  • Celebrate your vision of a just and nuclear-free world
  • Our actions now are laying the foundation for the peace of the future. Like a pyramid built through generations of labor, our movement is planting the seeds that will one day abolish nuclear weapons and heal the global wounds that are their legacy.

Why a sunflower?

  • The sunflower is the international symbol for nuclear abolition
  • The characters are the Japanese number 60, an important birthday in Japanese culture

Send sunflowers tothe SEEDS OF CHANGE rally

  • Paper sunflowers with messages of hope will be carried to the gates of the Livermore Lab
  • For sunflower cut outs and mailing instructions:
nagasaki never again
  • Nonviolent Direct Action at the Livermore Lab
  • Tuesday, August 9 at 8 AM
  • Meet at William Payne Park
  • Nonviolence and legal training Saturday July 30, 10 AM – 2 PM, First Congregational Church, 2501 Harrison Street, Oakland

Nonviolence Guidelines

Nonviolence has always been a core value of the anti-nuclear movement. Our nonviolence guidelines and a complete list of sponsors and endorsers are available at:

think globally act locally
Think Globally, Act Locally

- Citizens in New Delhi protesting after India conducted 5 nuclear test explosions in 1998.

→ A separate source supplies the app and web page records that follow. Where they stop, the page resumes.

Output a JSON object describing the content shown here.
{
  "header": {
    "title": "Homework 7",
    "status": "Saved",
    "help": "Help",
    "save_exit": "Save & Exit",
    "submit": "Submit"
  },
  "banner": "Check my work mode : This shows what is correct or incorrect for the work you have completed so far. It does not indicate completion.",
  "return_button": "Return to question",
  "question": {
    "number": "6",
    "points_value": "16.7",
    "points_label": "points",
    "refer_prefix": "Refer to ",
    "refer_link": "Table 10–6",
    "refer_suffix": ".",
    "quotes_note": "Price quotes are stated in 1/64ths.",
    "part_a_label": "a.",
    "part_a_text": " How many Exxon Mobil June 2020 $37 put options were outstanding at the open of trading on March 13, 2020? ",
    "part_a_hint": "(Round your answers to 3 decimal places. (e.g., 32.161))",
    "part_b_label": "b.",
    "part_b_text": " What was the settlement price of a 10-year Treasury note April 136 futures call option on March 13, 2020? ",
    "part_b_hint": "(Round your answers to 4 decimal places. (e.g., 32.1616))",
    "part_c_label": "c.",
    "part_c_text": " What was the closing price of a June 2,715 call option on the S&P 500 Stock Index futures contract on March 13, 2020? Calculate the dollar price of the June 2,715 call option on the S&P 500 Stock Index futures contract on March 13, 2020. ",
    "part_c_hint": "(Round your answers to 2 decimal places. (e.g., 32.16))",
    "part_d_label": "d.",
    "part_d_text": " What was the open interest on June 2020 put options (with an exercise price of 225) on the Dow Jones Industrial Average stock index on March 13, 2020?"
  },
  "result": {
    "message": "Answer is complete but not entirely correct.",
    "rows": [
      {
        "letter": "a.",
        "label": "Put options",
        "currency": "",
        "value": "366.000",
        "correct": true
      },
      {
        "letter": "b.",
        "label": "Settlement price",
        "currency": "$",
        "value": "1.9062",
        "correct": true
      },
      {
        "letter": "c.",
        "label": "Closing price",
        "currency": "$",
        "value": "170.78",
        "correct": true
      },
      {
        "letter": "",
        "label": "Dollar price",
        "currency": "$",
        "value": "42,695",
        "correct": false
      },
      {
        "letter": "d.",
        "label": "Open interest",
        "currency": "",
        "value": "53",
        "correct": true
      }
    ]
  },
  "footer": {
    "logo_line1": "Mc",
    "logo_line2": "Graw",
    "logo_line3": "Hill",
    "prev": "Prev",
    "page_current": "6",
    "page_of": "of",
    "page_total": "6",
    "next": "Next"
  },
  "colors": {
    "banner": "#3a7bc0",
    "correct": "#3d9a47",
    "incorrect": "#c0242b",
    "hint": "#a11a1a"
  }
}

our demands
seeds o f change no nukes no wars61

Join us!

  • Livermore Conversion Project: (510) 639-9095
  • Western States Legal Foundation:

(510) 839-5877

  • Tri-Valley CAREs: (925) 443-7148

  • Abolition 2000:
  • United for Peace and Justice:
the end
The End
  • May 1 photograph by James Lerager
  • PowerPoint presentation by Jackie Cabasso, Western States Legal Foundation (rev. 7/8/05)
  • Citations available upon request: (510)839-5877 •